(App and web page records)
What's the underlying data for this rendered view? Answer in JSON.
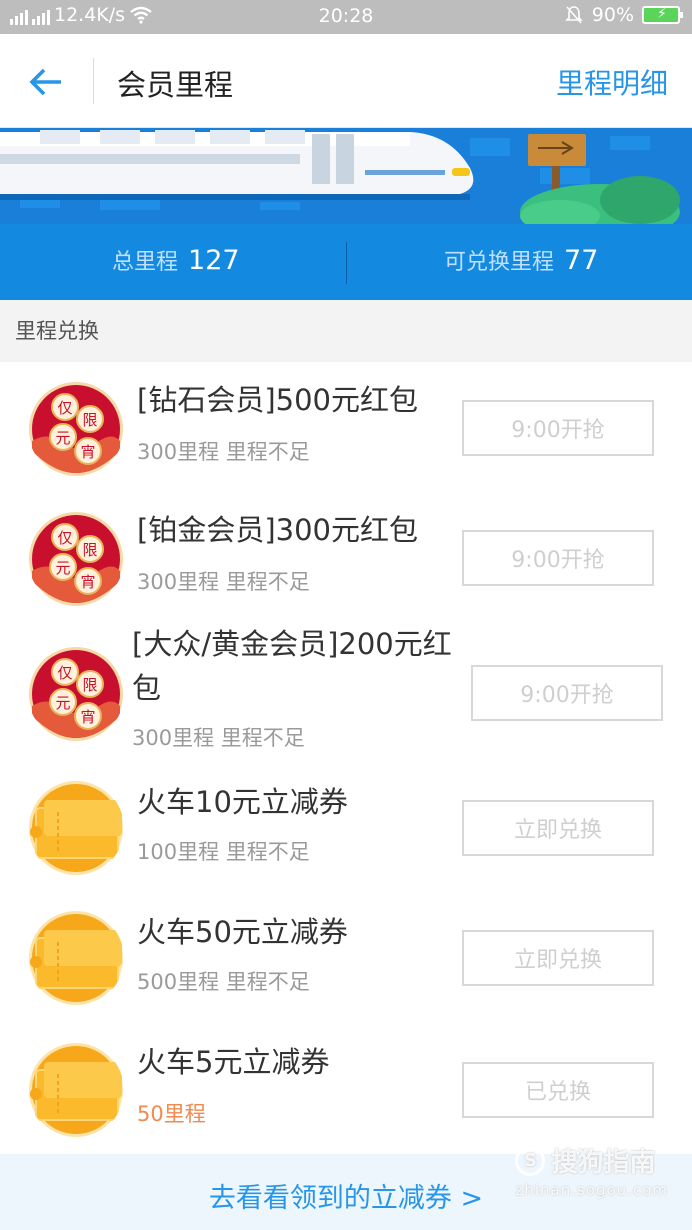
{
  "status_bar": {
    "network_1": "4G",
    "network_2": "2G",
    "speed": "12.4K/s",
    "time": "20:28",
    "battery": "90%"
  },
  "header": {
    "title": "会员里程",
    "detail_link": "里程明细"
  },
  "stats": {
    "total_label": "总里程",
    "total_value": "127",
    "exchangeable_label": "可兑换里程",
    "exchangeable_value": "77"
  },
  "section": {
    "title": "里程兑换"
  },
  "items": [
    {
      "name": "[钻石会员]500元红包",
      "miles": "300里程",
      "status": "里程不足",
      "button": "9:00开抢",
      "badge_icon": "red-envelope-badge",
      "badge_chars": [
        "仅",
        "限",
        "元",
        "宵"
      ]
    },
    {
      "name": "[铂金会员]300元红包",
      "miles": "300里程",
      "status": "里程不足",
      "button": "9:00开抢",
      "badge_icon": "red-envelope-badge",
      "badge_chars": [
        "仅",
        "限",
        "元",
        "宵"
      ]
    },
    {
      "name": "[大众/黄金会员]200元红包",
      "miles": "300里程",
      "status": "里程不足",
      "button": "9:00开抢",
      "badge_icon": "red-envelope-badge",
      "badge_chars": [
        "仅",
        "限",
        "元",
        "宵"
      ]
    },
    {
      "name": "火车10元立减券",
      "miles": "100里程",
      "status": "里程不足",
      "button": "立即兑换",
      "badge_icon": "ticket-coupon-badge"
    },
    {
      "name": "火车50元立减券",
      "miles": "500里程",
      "status": "里程不足",
      "button": "立即兑换",
      "badge_icon": "ticket-coupon-badge"
    },
    {
      "name": "火车5元立减券",
      "miles": "50里程",
      "status": "",
      "button": "已兑换",
      "badge_icon": "ticket-coupon-badge"
    }
  ],
  "footer": {
    "link": "去看看领到的立减券 >"
  },
  "watermark": {
    "main": "搜狗指南",
    "sub": "zhinan.sogou.com"
  },
  "colors": {
    "accent": "#2796e8",
    "banner_blue": "#1489e0",
    "badge_red": "#c8102e",
    "badge_gold": "#f6a81a",
    "highlight_orange": "#f08a4e"
  }
}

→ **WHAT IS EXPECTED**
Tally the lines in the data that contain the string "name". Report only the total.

→ **ANSWER SPACE**
6